*** Opening Information given ***

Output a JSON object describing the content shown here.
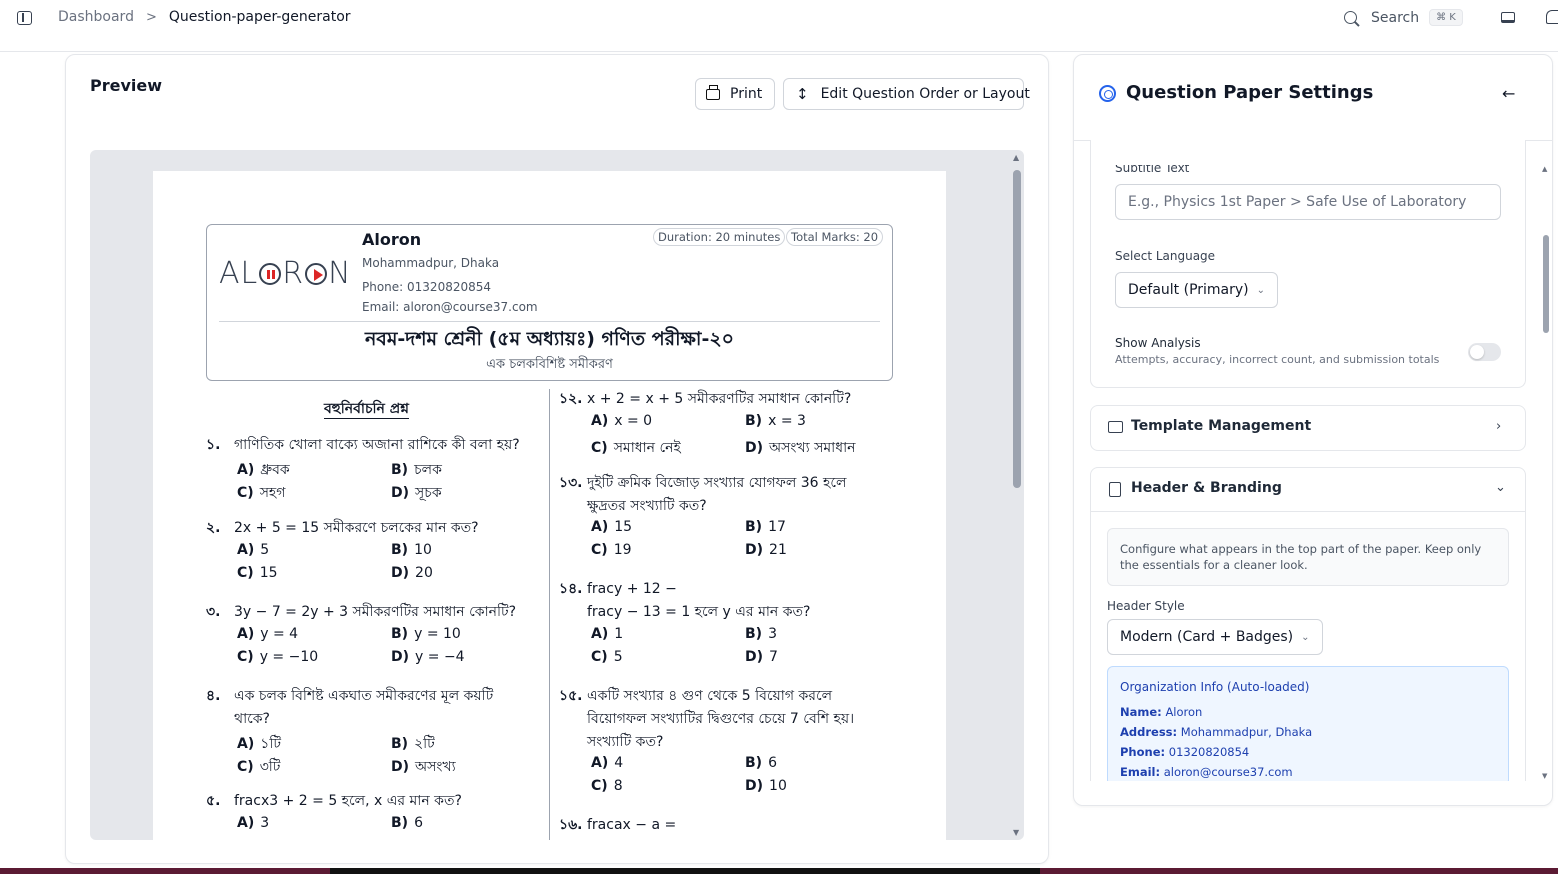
{
  "topbar": {
    "breadcrumb": [
      "Dashboard",
      "Question-paper-generator"
    ],
    "search_label": "Search",
    "search_shortcut": "⌘ K"
  },
  "preview": {
    "title": "Preview",
    "print_label": "Print",
    "edit_label": "Edit Question Order or Layout"
  },
  "paper": {
    "logo_text": "ALORON",
    "org_name": "Aloron",
    "org_address": "Mohammadpur, Dhaka",
    "org_phone": "Phone: 01320820854",
    "org_email": "Email: aloron@course37.com",
    "duration": "Duration: 20 minutes",
    "total_marks": "Total Marks: 20",
    "exam_title": "নবম-দশম শ্রেনী (৫ম অধ্যায়ঃ) গণিত পরীক্ষা-২০",
    "exam_subtitle": "এক চলকবিশিষ্ট সমীকরণ",
    "section_title": "বহুনির্বাচনি প্রশ্ন",
    "left_questions": [
      {
        "num": "১.",
        "text": "গাণিতিক খোলা বাক্যে অজানা রাশিকে কী বলা হয়?",
        "options": [
          [
            "A)",
            "ধ্রুবক"
          ],
          [
            "B)",
            "চলক"
          ],
          [
            "C)",
            "সহগ"
          ],
          [
            "D)",
            "সূচক"
          ]
        ]
      },
      {
        "num": "২.",
        "text": "2x + 5 = 15 সমীকরণে চলকের মান কত?",
        "options": [
          [
            "A)",
            "5"
          ],
          [
            "B)",
            "10"
          ],
          [
            "C)",
            "15"
          ],
          [
            "D)",
            "20"
          ]
        ]
      },
      {
        "num": "৩.",
        "text": "3y − 7 = 2y + 3 সমীকরণটির সমাধান কোনটি?",
        "options": [
          [
            "A)",
            "y = 4"
          ],
          [
            "B)",
            "y = 10"
          ],
          [
            "C)",
            "y = −10"
          ],
          [
            "D)",
            "y = −4"
          ]
        ]
      },
      {
        "num": "৪.",
        "text": "এক চলক বিশিষ্ট একঘাত সমীকরণের মূল কয়টি",
        "text2": "থাকে?",
        "options": [
          [
            "A)",
            "১টি"
          ],
          [
            "B)",
            "২টি"
          ],
          [
            "C)",
            "৩টি"
          ],
          [
            "D)",
            "অসংখ্য"
          ]
        ]
      },
      {
        "num": "৫.",
        "text": "fracx3 + 2 = 5 হলে, x এর মান কত?",
        "options": [
          [
            "A)",
            "3"
          ],
          [
            "B)",
            "6"
          ]
        ]
      }
    ],
    "right_questions": [
      {
        "num": "১২.",
        "text": "x + 2 = x + 5 সমীকরণটির সমাধান কোনটি?",
        "options": [
          [
            "A)",
            "x = 0"
          ],
          [
            "B)",
            "x = 3"
          ],
          [
            "C)",
            "সমাধান নেই"
          ],
          [
            "D)",
            "অসংখ্য সমাধান"
          ]
        ]
      },
      {
        "num": "১৩.",
        "text": "দুইটি ক্রমিক বিজোড় সংখ্যার যোগফল 36 হলে",
        "text2": "ক্ষুদ্রতর সংখ্যাটি কত?",
        "options": [
          [
            "A)",
            "15"
          ],
          [
            "B)",
            "17"
          ],
          [
            "C)",
            "19"
          ],
          [
            "D)",
            "21"
          ]
        ]
      },
      {
        "num": "১৪.",
        "text": "fracy + 12 −",
        "text2": "fracy − 13 = 1 হলে y এর মান কত?",
        "options": [
          [
            "A)",
            "1"
          ],
          [
            "B)",
            "3"
          ],
          [
            "C)",
            "5"
          ],
          [
            "D)",
            "7"
          ]
        ]
      },
      {
        "num": "১৫.",
        "text": "একটি সংখ্যার ৪ গুণ থেকে 5 বিয়োগ করলে",
        "text2": "বিয়োগফল সংখ্যাটির দ্বিগুণের চেয়ে 7 বেশি হয়।",
        "text3": "সংখ্যাটি কত?",
        "options": [
          [
            "A)",
            "4"
          ],
          [
            "B)",
            "6"
          ],
          [
            "C)",
            "8"
          ],
          [
            "D)",
            "10"
          ]
        ]
      },
      {
        "num": "১৬.",
        "text": "fracax − a =",
        "options": []
      }
    ]
  },
  "settings": {
    "title": "Question Paper Settings",
    "subtitle_label": "Subtitle Text",
    "subtitle_placeholder": "E.g., Physics 1st Paper > Safe Use of Laboratory",
    "language_label": "Select Language",
    "language_value": "Default (Primary)",
    "analysis_label": "Show Analysis",
    "analysis_desc": "Attempts, accuracy, incorrect count, and submission totals",
    "template_title": "Template Management",
    "header_title": "Header & Branding",
    "header_info": "Configure what appears in the top part of the paper. Keep only the essentials for a cleaner look.",
    "header_style_label": "Header Style",
    "header_style_value": "Modern (Card + Badges)",
    "org_info_title": "Organization Info (Auto-loaded)",
    "org_info": {
      "name_k": "Name:",
      "name_v": "Aloron",
      "address_k": "Address:",
      "address_v": "Mohammadpur, Dhaka",
      "phone_k": "Phone:",
      "phone_v": "01320820854",
      "email_k": "Email:",
      "email_v": "aloron@course37.com"
    }
  },
  "colors": {
    "accent": "#2563eb",
    "info_bg": "#eff6ff",
    "info_text": "#1e40af"
  }
}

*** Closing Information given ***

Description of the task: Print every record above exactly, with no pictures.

Exercise output:
Output a JSON object describing the content shown here.
{
  "topbar": {
    "breadcrumb": [
      "Dashboard",
      "Question-paper-generator"
    ],
    "search_label": "Search",
    "search_shortcut": "⌘ K"
  },
  "preview": {
    "title": "Preview",
    "print_label": "Print",
    "edit_label": "Edit Question Order or Layout"
  },
  "paper": {
    "logo_text": "ALORON",
    "org_name": "Aloron",
    "org_address": "Mohammadpur, Dhaka",
    "org_phone": "Phone: 01320820854",
    "org_email": "Email: aloron@course37.com",
    "duration": "Duration: 20 minutes",
    "total_marks": "Total Marks: 20",
    "exam_title": "নবম-দশম শ্রেনী (৫ম অধ্যায়ঃ) গণিত পরীক্ষা-২০",
    "exam_subtitle": "এক চলকবিশিষ্ট সমীকরণ",
    "section_title": "বহুনির্বাচনি প্রশ্ন",
    "left_questions": [
      {
        "num": "১.",
        "text": "গাণিতিক খোলা বাক্যে অজানা রাশিকে কী বলা হয়?",
        "options": [
          [
            "A)",
            "ধ্রুবক"
          ],
          [
            "B)",
            "চলক"
          ],
          [
            "C)",
            "সহগ"
          ],
          [
            "D)",
            "সূচক"
          ]
        ]
      },
      {
        "num": "২.",
        "text": "2x + 5 = 15 সমীকরণে চলকের মান কত?",
        "options": [
          [
            "A)",
            "5"
          ],
          [
            "B)",
            "10"
          ],
          [
            "C)",
            "15"
          ],
          [
            "D)",
            "20"
          ]
        ]
      },
      {
        "num": "৩.",
        "text": "3y − 7 = 2y + 3 সমীকরণটির সমাধান কোনটি?",
        "options": [
          [
            "A)",
            "y = 4"
          ],
          [
            "B)",
            "y = 10"
          ],
          [
            "C)",
            "y = −10"
          ],
          [
            "D)",
            "y = −4"
          ]
        ]
      },
      {
        "num": "৪.",
        "text": "এক চলক বিশিষ্ট একঘাত সমীকরণের মূল কয়টি",
        "text2": "থাকে?",
        "options": [
          [
            "A)",
            "১টি"
          ],
          [
            "B)",
            "২টি"
          ],
          [
            "C)",
            "৩টি"
          ],
          [
            "D)",
            "অসংখ্য"
          ]
        ]
      },
      {
        "num": "৫.",
        "text": "fracx3 + 2 = 5 হলে, x এর মান কত?",
        "options": [
          [
            "A)",
            "3"
          ],
          [
            "B)",
            "6"
          ]
        ]
      }
    ],
    "right_questions": [
      {
        "num": "১২.",
        "text": "x + 2 = x + 5 সমীকরণটির সমাধান কোনটি?",
        "options": [
          [
            "A)",
            "x = 0"
          ],
          [
            "B)",
            "x = 3"
          ],
          [
            "C)",
            "সমাধান নেই"
          ],
          [
            "D)",
            "অসংখ্য সমাধান"
          ]
        ]
      },
      {
        "num": "১৩.",
        "text": "দুইটি ক্রমিক বিজোড় সংখ্যার যোগফল 36 হলে",
        "text2": "ক্ষুদ্রতর সংখ্যাটি কত?",
        "options": [
          [
            "A)",
            "15"
          ],
          [
            "B)",
            "17"
          ],
          [
            "C)",
            "19"
          ],
          [
            "D)",
            "21"
          ]
        ]
      },
      {
        "num": "১৪.",
        "text": "fracy + 12 −",
        "text2": "fracy − 13 = 1 হলে y এর মান কত?",
        "options": [
          [
            "A)",
            "1"
          ],
          [
            "B)",
            "3"
          ],
          [
            "C)",
            "5"
          ],
          [
            "D)",
            "7"
          ]
        ]
      },
      {
        "num": "১৫.",
        "text": "একটি সংখ্যার ৪ গুণ থেকে 5 বিয়োগ করলে",
        "text2": "বিয়োগফল সংখ্যাটির দ্বিগুণের চেয়ে 7 বেশি হয়।",
        "text3": "সংখ্যাটি কত?",
        "options": [
          [
            "A)",
            "4"
          ],
          [
            "B)",
            "6"
          ],
          [
            "C)",
            "8"
          ],
          [
            "D)",
            "10"
          ]
        ]
      },
      {
        "num": "১৬.",
        "text": "fracax − a =",
        "options": []
      }
    ]
  },
  "settings": {
    "title": "Question Paper Settings",
    "subtitle_label": "Subtitle Text",
    "subtitle_placeholder": "E.g., Physics 1st Paper > Safe Use of Laboratory",
    "language_label": "Select Language",
    "language_value": "Default (Primary)",
    "analysis_label": "Show Analysis",
    "analysis_desc": "Attempts, accuracy, incorrect count, and submission totals",
    "template_title": "Template Management",
    "header_title": "Header & Branding",
    "header_info": "Configure what appears in the top part of the paper. Keep only the essentials for a cleaner look.",
    "header_style_label": "Header Style",
    "header_style_value": "Modern (Card + Badges)",
    "org_info_title": "Organization Info (Auto-loaded)",
    "org_info": {
      "name_k": "Name:",
      "name_v": "Aloron",
      "address_k": "Address:",
      "address_v": "Mohammadpur, Dhaka",
      "phone_k": "Phone:",
      "phone_v": "01320820854",
      "email_k": "Email:",
      "email_v": "aloron@course37.com"
    }
  },
  "colors": {
    "accent": "#2563eb",
    "info_bg": "#eff6ff",
    "info_text": "#1e40af"
  }
}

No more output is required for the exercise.